It’s not about waiting for the storm to pass. It’s about learning to dance in the rain. 

In the most literal sense, I was hoping for a warm, cloudless weekend that would allow us to take advantage of the pool at the Pasadena house. While the clouds did burn off in the afternoons, it was mostly pretty overcast and chilly. On Sunday morning, when Mike and I paid our friends Eileen and Ned a visit at their new house (affectionately dubbed “The Hobbit Hole”) in La Crescenta, it was actually raining. The misty rain, however, along with hot tea, coffee and oh-so-flaky pastries we picked up at Gio’s in Montrose, were the perfect backdrop against which to be introduced to Eileen and Ned’s quaint mountain cabin. The clouds also provided the perfect weather for sleeping in, napping, and just generally relaxing — something Mike, Tim, Jen and I took full advantage of during the entire weekend.

We must let go of the life we have planned, so we can accept the one that is waiting for us. — Joseph Campbell

Joseph Campbell has been a spirit guide throughout my entire journey with cancer, and these words have resonated with me for many years. This weekend was just another example of the gifts that are waiting when we are able to let go in the struggle to hold on to our hopes and dreams and accept what life is offering instead. In the case of this weekend, it was precious time with Tim and Jen, whom we don’t get to see nearly often enough. Interesting conversations about healthcare and food policy, hilarious stories about the antics, trials and tribulations of Jen’s fourth-grade students, and laughter over our fumbling attempts to deliver prompts in a game of Taboo.

We do not remember the days. We remember the moments.

Here are a few of the moments I’ll remember and treasure from this weekend:

  • Sitting with Mike, Eileen and Ned in The Hobbit Hole eating a crumbly, not-too-sweet, coffee-cake muffin, drinking a ginger hot tea and petting the kitty, Ginger.
  • Taking a sunset walk with Mike on a peaceful dirt path lined by mature trees.
  • Looking out toward the mountains from the patio with Mike and Tim sitting close by.
  • Gazing at Van Gogh’s Portrait of a Peasant during our visit to the Norton Simon Museum.
  • Enjoying a late-night donut meet-up in Eagle Rock with our friends Jeff and Ana.
  • Preparing a simple-but-satisfying meal of grilled kabobs and rice with Mike, Tim and Jen.
  • Lying in bed reading in the late afternoon sun and waking up an hour and a half later from a delicious nap.
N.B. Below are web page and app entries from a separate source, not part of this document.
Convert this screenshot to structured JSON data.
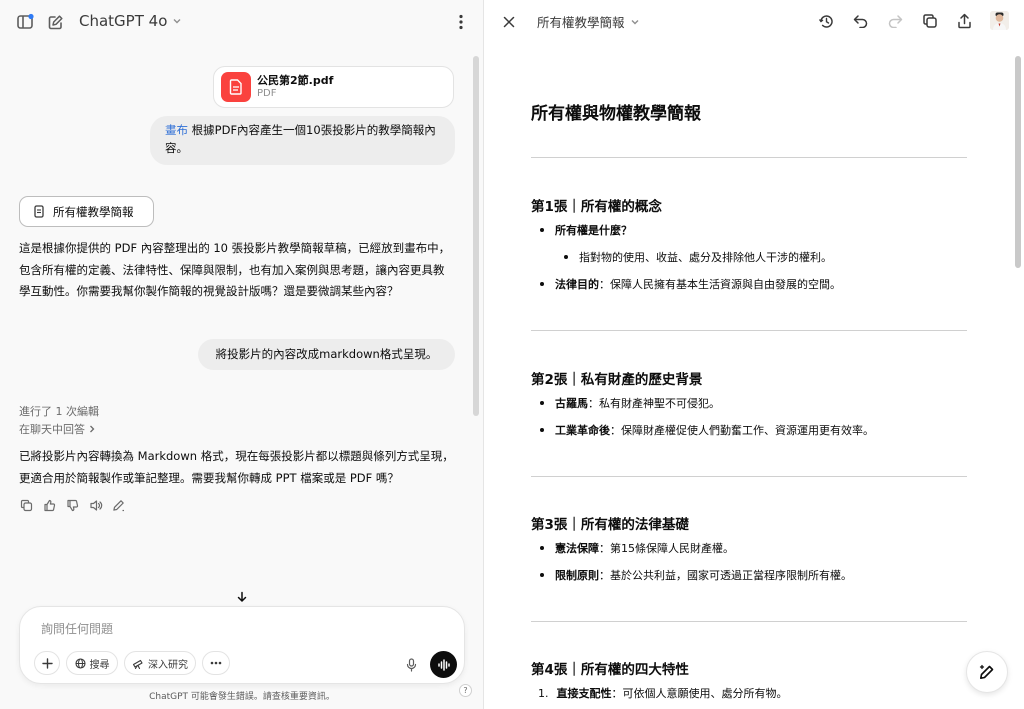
{
  "left": {
    "model_name": "ChatGPT 4o",
    "attachment": {
      "name": "公民第2節.pdf",
      "type": "PDF"
    },
    "user_msg1": {
      "highlight": "畫布",
      "text": " 根據PDF內容產生一個10張投影片的教學簡報內容。"
    },
    "canvas_button_label": "所有權教學簡報",
    "assistant_msg1": "這是根據你提供的 PDF 內容整理出的 10 張投影片教學簡報草稿，已經放到畫布中，包含所有權的定義、法律特性、保障與限制，也有加入案例與思考題，讓內容更具教學互動性。你需要我幫你製作簡報的視覺設計版嗎？還是要微調某些內容？",
    "user_msg2": "將投影片的內容改成markdown格式呈現。",
    "edit_note": "進行了 1 次編輯",
    "reply_in_chat": "在聊天中回答",
    "assistant_msg2": "已將投影片內容轉換為 Markdown 格式，現在每張投影片都以標題與條列方式呈現，更適合用於簡報製作或筆記整理。需要我幫你轉成 PPT 檔案或是 PDF 嗎？",
    "composer": {
      "placeholder": "詢問任何問題",
      "search_label": "搜尋",
      "research_label": "深入研究"
    },
    "disclaimer": "ChatGPT 可能會發生錯誤。請查核重要資訊。",
    "help_label": "?"
  },
  "right": {
    "title": "所有權教學簡報",
    "doc_title": "所有權與物權教學簡報",
    "slides": [
      {
        "heading": "第1張｜所有權的概念",
        "b1": "所有權是什麼？",
        "b1_sub": "指對物的使用、收益、處分及排除他人干涉的權利。",
        "b2_label": "法律目的",
        "b2_text": "：保障人民擁有基本生活資源與自由發展的空間。"
      },
      {
        "heading": "第2張｜私有財產的歷史背景",
        "b1_label": "古羅馬",
        "b1_text": "：私有財產神聖不可侵犯。",
        "b2_label": "工業革命後",
        "b2_text": "：保障財產權促使人們勤奮工作、資源運用更有效率。"
      },
      {
        "heading": "第3張｜所有權的法律基礎",
        "b1_label": "憲法保障",
        "b1_text": "：第15條保障人民財產權。",
        "b2_label": "限制原則",
        "b2_text": "：基於公共利益，國家可透過正當程序限制所有權。"
      },
      {
        "heading": "第4張｜所有權的四大特性",
        "b1_num": "1.",
        "b1_label": "直接支配性",
        "b1_text": "：可依個人意願使用、處分所有物。"
      }
    ]
  }
}
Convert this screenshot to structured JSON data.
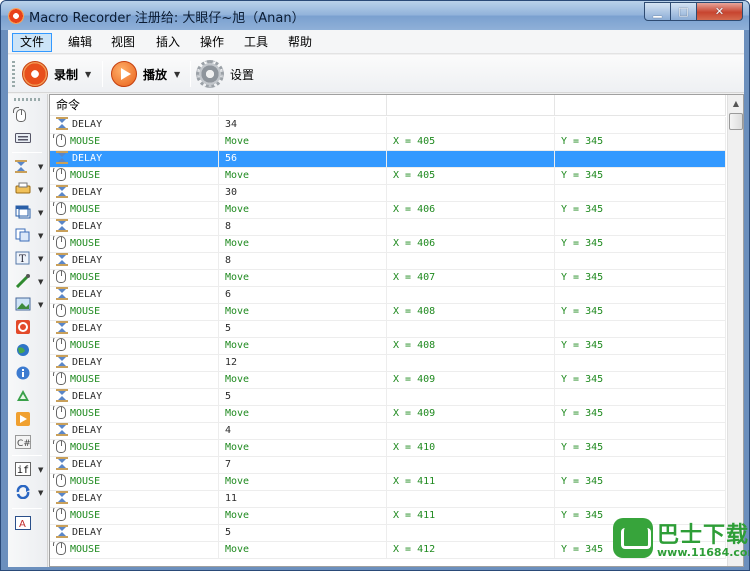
{
  "window": {
    "title": "Macro Recorder 注册给: 大眼仔~旭（Anan）",
    "min_glyph": "▁",
    "max_glyph": "□",
    "close_glyph": "✕"
  },
  "menu": {
    "items": [
      "文件",
      "编辑",
      "视图",
      "插入",
      "操作",
      "工具",
      "帮助"
    ]
  },
  "toolbar": {
    "record_label": "录制",
    "play_label": "播放",
    "settings_label": "设置",
    "dropdown_glyph": "▼"
  },
  "sidebar": {
    "dropdown_glyph": "▼"
  },
  "table": {
    "header": [
      "命令",
      "",
      "",
      ""
    ],
    "rows": [
      {
        "type": "delay",
        "cmd": "DELAY",
        "a": "34",
        "b": "",
        "c": ""
      },
      {
        "type": "mouse",
        "cmd": "MOUSE",
        "a": "Move",
        "b": "X = 405",
        "c": "Y = 345"
      },
      {
        "type": "delay",
        "cmd": "DELAY",
        "a": "56",
        "b": "",
        "c": "",
        "selected": true
      },
      {
        "type": "mouse",
        "cmd": "MOUSE",
        "a": "Move",
        "b": "X = 405",
        "c": "Y = 345"
      },
      {
        "type": "delay",
        "cmd": "DELAY",
        "a": "30",
        "b": "",
        "c": ""
      },
      {
        "type": "mouse",
        "cmd": "MOUSE",
        "a": "Move",
        "b": "X = 406",
        "c": "Y = 345"
      },
      {
        "type": "delay",
        "cmd": "DELAY",
        "a": "8",
        "b": "",
        "c": ""
      },
      {
        "type": "mouse",
        "cmd": "MOUSE",
        "a": "Move",
        "b": "X = 406",
        "c": "Y = 345"
      },
      {
        "type": "delay",
        "cmd": "DELAY",
        "a": "8",
        "b": "",
        "c": ""
      },
      {
        "type": "mouse",
        "cmd": "MOUSE",
        "a": "Move",
        "b": "X = 407",
        "c": "Y = 345"
      },
      {
        "type": "delay",
        "cmd": "DELAY",
        "a": "6",
        "b": "",
        "c": ""
      },
      {
        "type": "mouse",
        "cmd": "MOUSE",
        "a": "Move",
        "b": "X = 408",
        "c": "Y = 345"
      },
      {
        "type": "delay",
        "cmd": "DELAY",
        "a": "5",
        "b": "",
        "c": ""
      },
      {
        "type": "mouse",
        "cmd": "MOUSE",
        "a": "Move",
        "b": "X = 408",
        "c": "Y = 345"
      },
      {
        "type": "delay",
        "cmd": "DELAY",
        "a": "12",
        "b": "",
        "c": ""
      },
      {
        "type": "mouse",
        "cmd": "MOUSE",
        "a": "Move",
        "b": "X = 409",
        "c": "Y = 345"
      },
      {
        "type": "delay",
        "cmd": "DELAY",
        "a": "5",
        "b": "",
        "c": ""
      },
      {
        "type": "mouse",
        "cmd": "MOUSE",
        "a": "Move",
        "b": "X = 409",
        "c": "Y = 345"
      },
      {
        "type": "delay",
        "cmd": "DELAY",
        "a": "4",
        "b": "",
        "c": ""
      },
      {
        "type": "mouse",
        "cmd": "MOUSE",
        "a": "Move",
        "b": "X = 410",
        "c": "Y = 345"
      },
      {
        "type": "delay",
        "cmd": "DELAY",
        "a": "7",
        "b": "",
        "c": ""
      },
      {
        "type": "mouse",
        "cmd": "MOUSE",
        "a": "Move",
        "b": "X = 411",
        "c": "Y = 345"
      },
      {
        "type": "delay",
        "cmd": "DELAY",
        "a": "11",
        "b": "",
        "c": ""
      },
      {
        "type": "mouse",
        "cmd": "MOUSE",
        "a": "Move",
        "b": "X = 411",
        "c": "Y = 345"
      },
      {
        "type": "delay",
        "cmd": "DELAY",
        "a": "5",
        "b": "",
        "c": ""
      },
      {
        "type": "mouse",
        "cmd": "MOUSE",
        "a": "Move",
        "b": "X = 412",
        "c": "Y = 345"
      }
    ]
  },
  "scrollbar": {
    "up_glyph": "▲"
  },
  "watermark": {
    "text": "巴士下载",
    "url": "www.11684.com"
  }
}
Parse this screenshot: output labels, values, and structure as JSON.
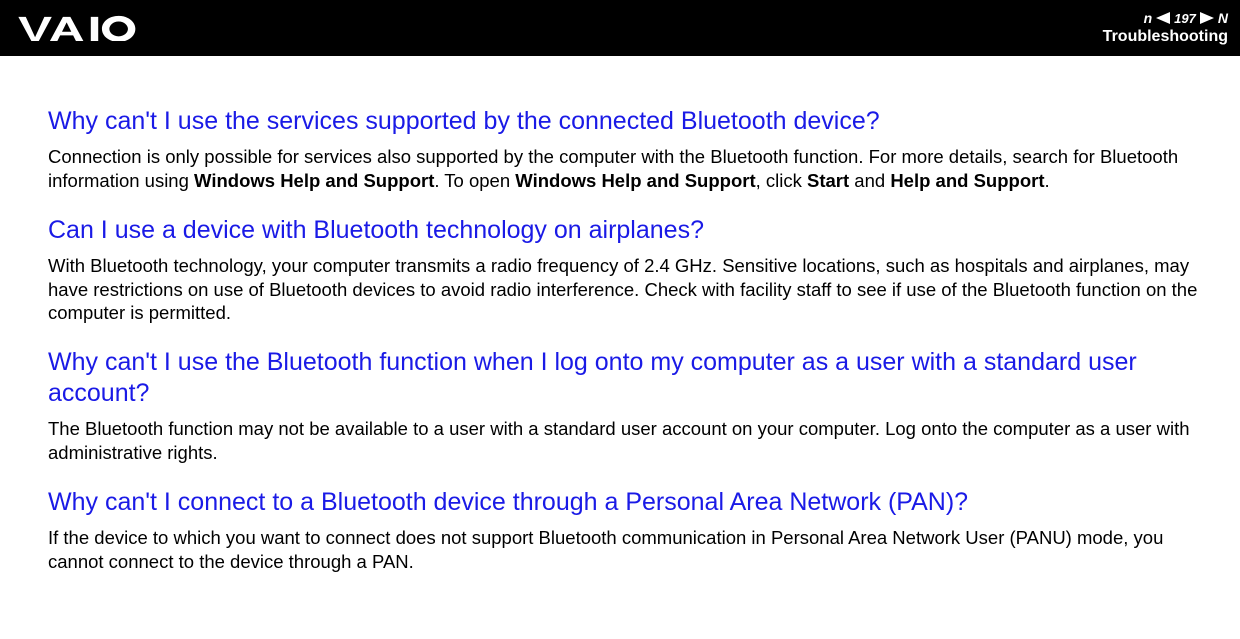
{
  "header": {
    "page_number": "197",
    "n_left": "n",
    "n_right": "N",
    "section": "Troubleshooting"
  },
  "sections": [
    {
      "question": "Why can't I use the services supported by the connected Bluetooth device?",
      "answer_parts": [
        {
          "text": "Connection is only possible for services also supported by the computer with the Bluetooth function. For more details, search for Bluetooth information using ",
          "bold": false
        },
        {
          "text": "Windows Help and Support",
          "bold": true
        },
        {
          "text": ". To open ",
          "bold": false
        },
        {
          "text": "Windows Help and Support",
          "bold": true
        },
        {
          "text": ", click ",
          "bold": false
        },
        {
          "text": "Start",
          "bold": true
        },
        {
          "text": " and ",
          "bold": false
        },
        {
          "text": "Help and Support",
          "bold": true
        },
        {
          "text": ".",
          "bold": false
        }
      ]
    },
    {
      "question": "Can I use a device with Bluetooth technology on airplanes?",
      "answer_parts": [
        {
          "text": "With Bluetooth technology, your computer transmits a radio frequency of 2.4 GHz. Sensitive locations, such as hospitals and airplanes, may have restrictions on use of Bluetooth devices to avoid radio interference. Check with facility staff to see if use of the Bluetooth function on the computer is permitted.",
          "bold": false
        }
      ]
    },
    {
      "question": "Why can't I use the Bluetooth function when I log onto my computer as a user with a standard user account?",
      "answer_parts": [
        {
          "text": "The Bluetooth function may not be available to a user with a standard user account on your computer. Log onto the computer as a user with administrative rights.",
          "bold": false
        }
      ]
    },
    {
      "question": "Why can't I connect to a Bluetooth device through a Personal Area Network (PAN)?",
      "answer_parts": [
        {
          "text": "If the device to which you want to connect does not support Bluetooth communication in Personal Area Network User (PANU) mode, you cannot connect to the device through a PAN.",
          "bold": false
        }
      ]
    }
  ]
}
We are SO grateful to our friend, Ted, and his parents, Gari and Ellen, for making this little staycation possible for us. It was the perfect location — not too far from home to make the drive uncomfortable for me, but far enough to make it feel like a real holiday-weekend getaway. I’ve loved the Merendino/Williams Pasadena home ever since Ted first introduced me to it in college, and it made for the just the change of scenery I needed to escape from purgatory for the weekend.